There is variation among the four dialects:
Papie aŋa’o la-isa au-ŋa fe’a e-pua-i-s-a
woman one 1SG-see one-3SG basket 3SG-carry-PF-B-3SG
I saw a woman (who was) carrying a basket
The placement of commas in important in the Mekeo language. Jones highlights that if a comma had been placed after Papie aŋa’o, then the translation would shift to “a woman who was carrying a basket”.:509
|Imunga Trade Language|
|ISO 639-3||None (|
|Ioi Trade Jargon|
|ISO 639-3||None (|
Jones (1996) reports two forms of pidgin Mekeo used for trade: the Imunga Trade Language and the Ioi Trade Jargon.
- Jones (1998) only attempts a rough phonemic transcription of this particle, but does record this variation between dialects.
- See Mosel (1999) for an explanation of the interpretation of the term 'denial' in this context.
- Jones (1998) notes that while a Mekeo verb and its various affixes have traditionally been referred to as a 'verb phrase', this construction is more accurately called a "verb word".
- OLAC has a list of resources in and about the Mekeo language
- Paradisec has a number of collections that include Mekeo language materials
- Mekeo at Ethnologue (18th ed., 2015)
- Lewis 2009
- Organised Phonology Data: Mekeo Language. (2004). SIL International, 1-3.

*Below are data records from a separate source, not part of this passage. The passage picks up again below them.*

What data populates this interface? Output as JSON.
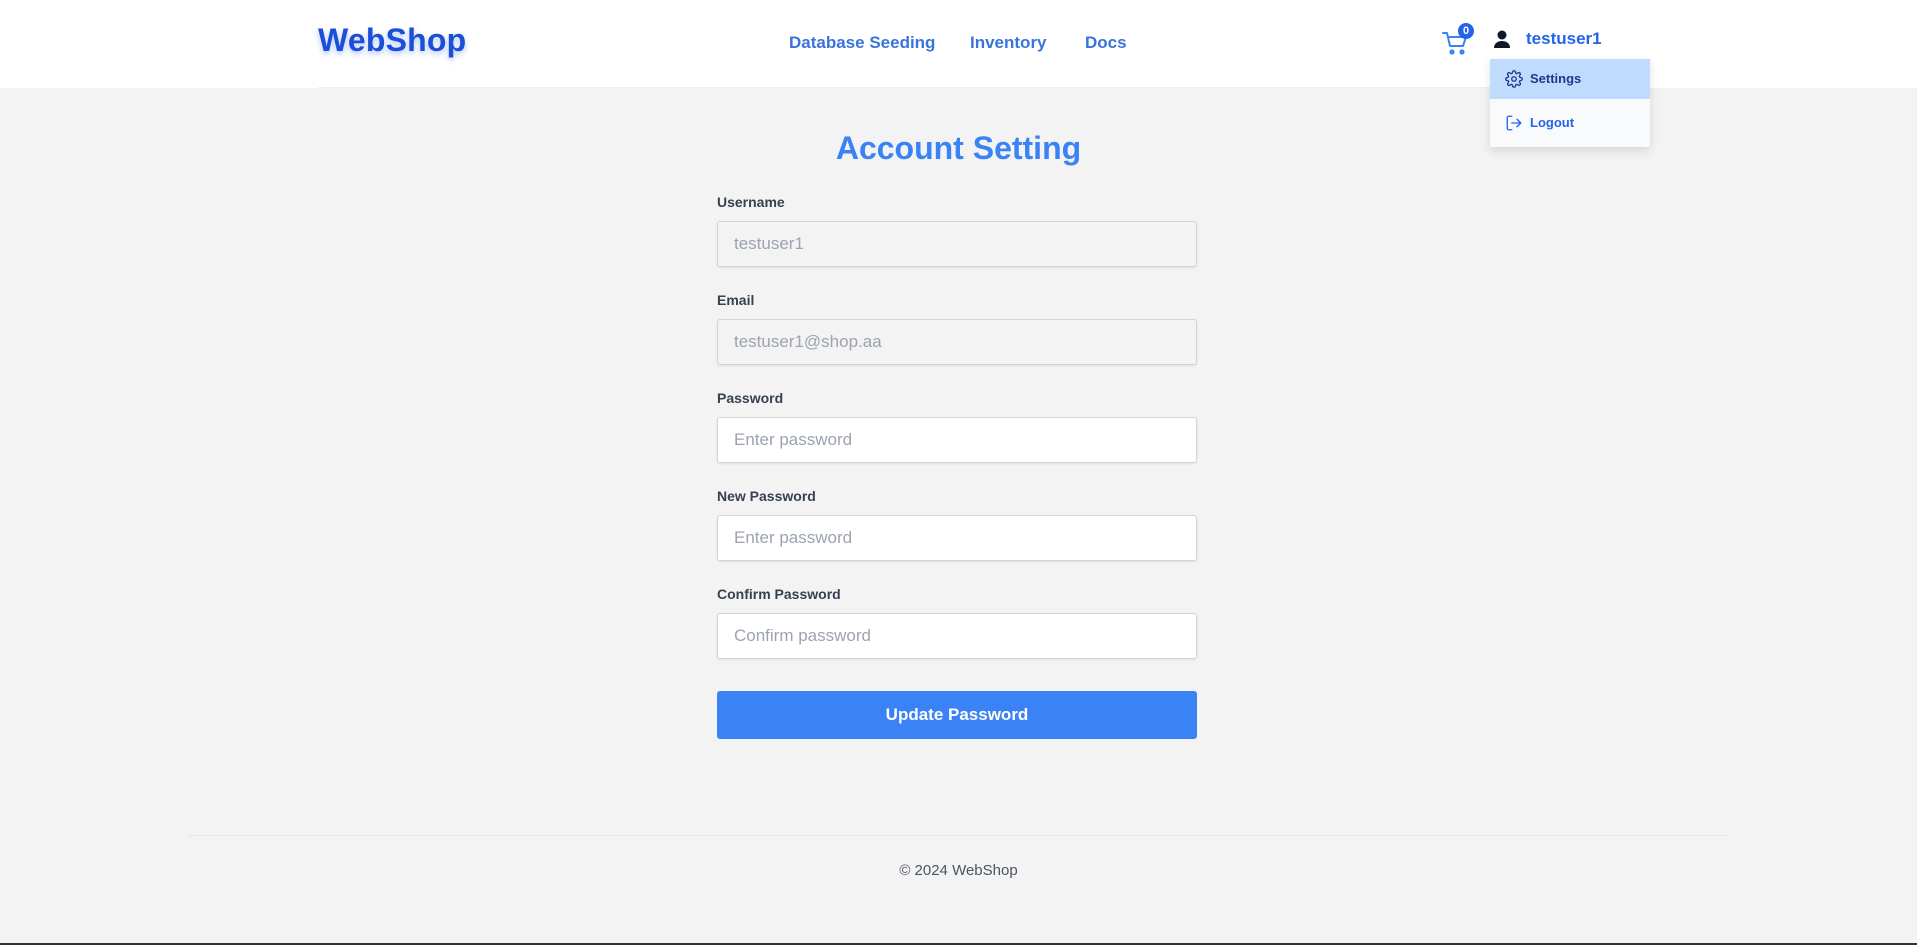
{
  "header": {
    "logo": "WebShop",
    "nav": [
      {
        "label": "Database Seeding"
      },
      {
        "label": "Inventory"
      },
      {
        "label": "Docs"
      }
    ],
    "cart_count": "0",
    "username": "testuser1"
  },
  "dropdown": {
    "items": [
      {
        "label": "Settings",
        "icon": "gear-icon",
        "active": true
      },
      {
        "label": "Logout",
        "icon": "logout-icon",
        "active": false
      }
    ]
  },
  "form": {
    "title": "Account Setting",
    "fields": [
      {
        "label": "Username",
        "value": "testuser1",
        "placeholder": "",
        "disabled": true
      },
      {
        "label": "Email",
        "value": "testuser1@shop.aa",
        "placeholder": "",
        "disabled": true
      },
      {
        "label": "Password",
        "value": "",
        "placeholder": "Enter password",
        "disabled": false
      },
      {
        "label": "New Password",
        "value": "",
        "placeholder": "Enter password",
        "disabled": false
      },
      {
        "label": "Confirm Password",
        "value": "",
        "placeholder": "Confirm password",
        "disabled": false
      }
    ],
    "submit_label": "Update Password"
  },
  "footer": {
    "text": "© 2024 WebShop"
  },
  "colors": {
    "primary": "#3b82f6",
    "brand": "#1d4ed8",
    "active_menu": "#bfdbfe",
    "background": "#f3f3f3"
  }
}
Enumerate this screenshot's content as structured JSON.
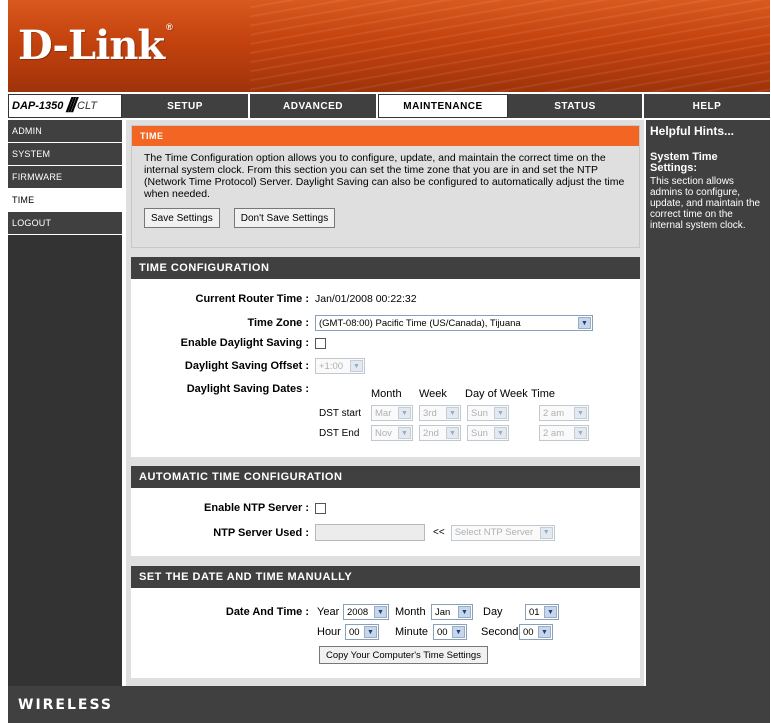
{
  "brand": {
    "logo": "D-Link",
    "registered": "®"
  },
  "model": {
    "name": "DAP-1350",
    "slash": "///",
    "mode": "CLT"
  },
  "tabs": [
    {
      "label": "SETUP",
      "active": false
    },
    {
      "label": "ADVANCED",
      "active": false
    },
    {
      "label": "MAINTENANCE",
      "active": true
    },
    {
      "label": "STATUS",
      "active": false
    },
    {
      "label": "HELP",
      "active": false
    }
  ],
  "sidebar": {
    "items": [
      {
        "label": "ADMIN"
      },
      {
        "label": "SYSTEM"
      },
      {
        "label": "FIRMWARE"
      },
      {
        "label": "TIME"
      },
      {
        "label": "LOGOUT"
      }
    ]
  },
  "intro": {
    "title": "TIME",
    "text": "The Time Configuration option allows you to configure, update, and maintain the correct time on the internal system clock. From this section you can set the time zone that you are in and set the NTP (Network Time Protocol) Server. Daylight Saving can also be configured to automatically adjust the time when needed.",
    "save_label": "Save Settings",
    "dont_save_label": "Don't Save Settings"
  },
  "time_config": {
    "title": "TIME CONFIGURATION",
    "current_time_label": "Current Router Time :",
    "current_time_value": "Jan/01/2008 00:22:32",
    "time_zone_label": "Time Zone :",
    "time_zone_value": "(GMT-08:00) Pacific Time (US/Canada), Tijuana",
    "enable_dst_label": "Enable Daylight Saving :",
    "dst_offset_label": "Daylight Saving Offset :",
    "dst_offset_value": "+1:00",
    "dst_dates_label": "Daylight Saving Dates :",
    "col_month": "Month",
    "col_week": "Week",
    "col_dow": "Day of Week",
    "col_time": "Time",
    "dst_start_label": "DST start",
    "dst_end_label": "DST End",
    "dst_start": {
      "month": "Mar",
      "week": "3rd",
      "dow": "Sun",
      "time": "2 am"
    },
    "dst_end": {
      "month": "Nov",
      "week": "2nd",
      "dow": "Sun",
      "time": "2 am"
    }
  },
  "auto_time": {
    "title": "AUTOMATIC TIME CONFIGURATION",
    "enable_ntp_label": "Enable NTP Server :",
    "ntp_used_label": "NTP Server Used :",
    "arrows": "<<",
    "ntp_select": "Select NTP Server"
  },
  "manual": {
    "title": "SET THE DATE AND TIME MANUALLY",
    "label": "Date And Time :",
    "year_label": "Year",
    "year_value": "2008",
    "month_label": "Month",
    "month_value": "Jan",
    "day_label": "Day",
    "day_value": "01",
    "hour_label": "Hour",
    "hour_value": "00",
    "minute_label": "Minute",
    "minute_value": "00",
    "second_label": "Second",
    "second_value": "00",
    "copy_label": "Copy Your Computer's Time Settings"
  },
  "help": {
    "title": "Helpful Hints...",
    "subtitle": "System Time Settings:",
    "body": "This section allows admins to configure, update, and maintain the correct time on the internal system clock."
  },
  "footer": {
    "text": "WIRELESS"
  },
  "icons": {
    "dropdown": "chevron-down-icon"
  }
}
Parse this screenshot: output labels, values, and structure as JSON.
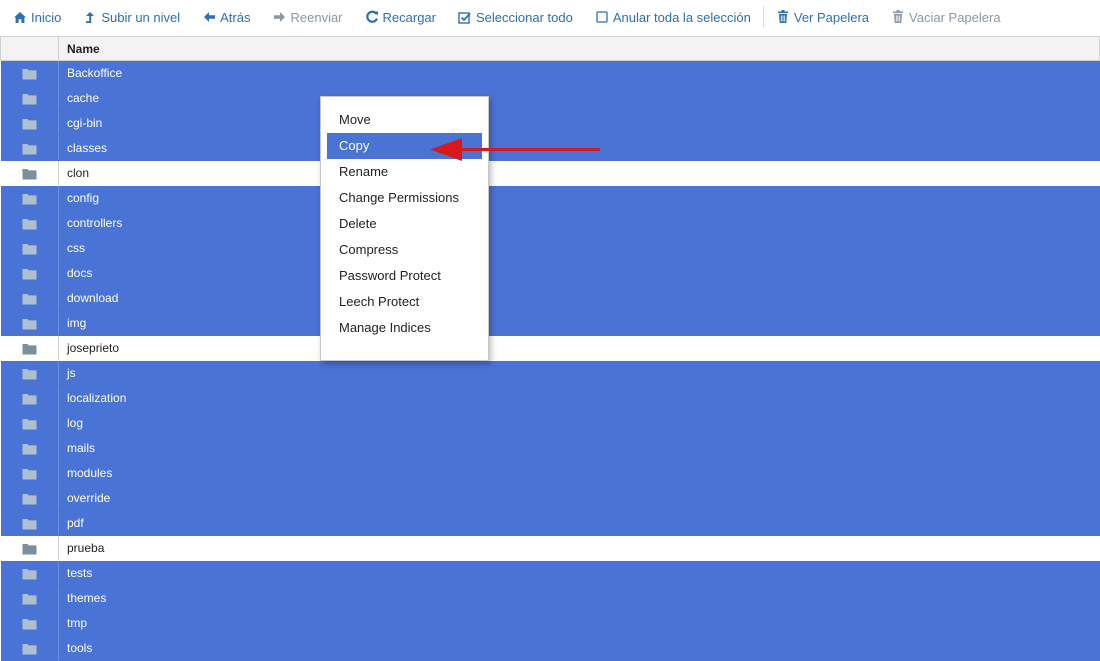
{
  "toolbar": {
    "items": [
      {
        "label": "Inicio",
        "icon": "home-icon",
        "enabled": true
      },
      {
        "label": "Subir un nivel",
        "icon": "level-up-icon",
        "enabled": true
      },
      {
        "label": "Atrás",
        "icon": "arrow-left-icon",
        "enabled": true
      },
      {
        "label": "Reenviar",
        "icon": "arrow-right-icon",
        "enabled": false
      },
      {
        "label": "Recargar",
        "icon": "refresh-icon",
        "enabled": true
      },
      {
        "label": "Seleccionar todo",
        "icon": "check-square-icon",
        "enabled": true
      },
      {
        "label": "Anular toda la selección",
        "icon": "empty-square-icon",
        "enabled": true
      },
      {
        "label": "Ver Papelera",
        "icon": "trash-icon",
        "enabled": true
      },
      {
        "label": "Vaciar Papelera",
        "icon": "trash-icon",
        "enabled": false
      }
    ]
  },
  "table": {
    "header_name": "Name",
    "rows": [
      {
        "name": "Backoffice",
        "selected": true
      },
      {
        "name": "cache",
        "selected": true
      },
      {
        "name": "cgi-bin",
        "selected": true
      },
      {
        "name": "classes",
        "selected": true
      },
      {
        "name": "clon",
        "selected": false
      },
      {
        "name": "config",
        "selected": true
      },
      {
        "name": "controllers",
        "selected": true
      },
      {
        "name": "css",
        "selected": true
      },
      {
        "name": "docs",
        "selected": true
      },
      {
        "name": "download",
        "selected": true
      },
      {
        "name": "img",
        "selected": true
      },
      {
        "name": "joseprieto",
        "selected": false
      },
      {
        "name": "js",
        "selected": true
      },
      {
        "name": "localization",
        "selected": true
      },
      {
        "name": "log",
        "selected": true
      },
      {
        "name": "mails",
        "selected": true
      },
      {
        "name": "modules",
        "selected": true
      },
      {
        "name": "override",
        "selected": true
      },
      {
        "name": "pdf",
        "selected": true
      },
      {
        "name": "prueba",
        "selected": false
      },
      {
        "name": "tests",
        "selected": true
      },
      {
        "name": "themes",
        "selected": true
      },
      {
        "name": "tmp",
        "selected": true
      },
      {
        "name": "tools",
        "selected": true
      }
    ]
  },
  "context_menu": {
    "items": [
      {
        "label": "Move",
        "active": false
      },
      {
        "label": "Copy",
        "active": true
      },
      {
        "label": "Rename",
        "active": false
      },
      {
        "label": "Change Permissions",
        "active": false
      },
      {
        "label": "Delete",
        "active": false
      },
      {
        "label": "Compress",
        "active": false
      },
      {
        "label": "Password Protect",
        "active": false
      },
      {
        "label": "Leech Protect",
        "active": false
      },
      {
        "label": "Manage Indices",
        "active": false
      }
    ]
  },
  "colors": {
    "selection": "#4a73d6",
    "link": "#2f6fb0",
    "annotation_arrow": "#d9181e",
    "folder_on_selected": "#aebfd0",
    "folder_on_white": "#7d8f9f"
  }
}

- Chung, Je-Soon (1995). "Orthography paper for Mekeo language in Central Province of Papua New Guinea" (PDF). SIL International.
- Jones, Alan A. (1998). Towards a lexicogrammar of Mekeo (an Austronesian language of Western Central Papua). Pacific Linguistics. Series C-138. Canberra: Pacific Linguistics. doi:10.15144/PL-C138. hdl:1885/146186. ISBN 0-85883-472-3.
- Mosel, Ulrike (1999). "Towards a typology of negation in Oceanic languages". In Hovdhaugen, Even; Mosel, Ulrike (eds.). Negation in Oceanic Languages: typological studies. LINCOM studies in Austronesian linguistics. 2. München: LINCOM EUROPA. pp. 1–19. ISBN 3-89586-602-4.
- Crowley, Terry; Lynch, John; Ross, Malcolm (2001-12-21). The Oceanic Languages. Routledge Language Family Series. Routledge. ISBN 9781136749858.
- Dryer, Matthew S (2013). "Order of Demonstrative and Noun". World Atlas of Language Structures Online. Retrieved 28 March 2020.
- Clifton, John M. (1997). The Kaki Ae Language. Pacific Linguistics. p. 30.
- Aufo, Rose; Maino, Rock; Bullock, Juliann (2015). Tentative Grammar Description for the Mekeo Language. Papua New Guinea: SIL.
- Jones, Alan A. (1996). "Privately owned Mekeo-based trade languages". In Wurm, Stephen Adolphe; Mühlhäusler, Peter; Tryon, Darrell T. (eds.). Atlas of languages of intercultural communication in the Pacific, Asia and the Americas. Berlin: Mouton de Gruyter. pp. 219–224. ISBN 3110134179.
- Amala, Arthur; Magaiva, Alphonse; Deelen, Leanie van (2015). Tentative Grammar Description for the Mekeo Language. Papua New Guinea: SIL.
|Mekeo language test of Wikipedia at Wikimedia Incubator|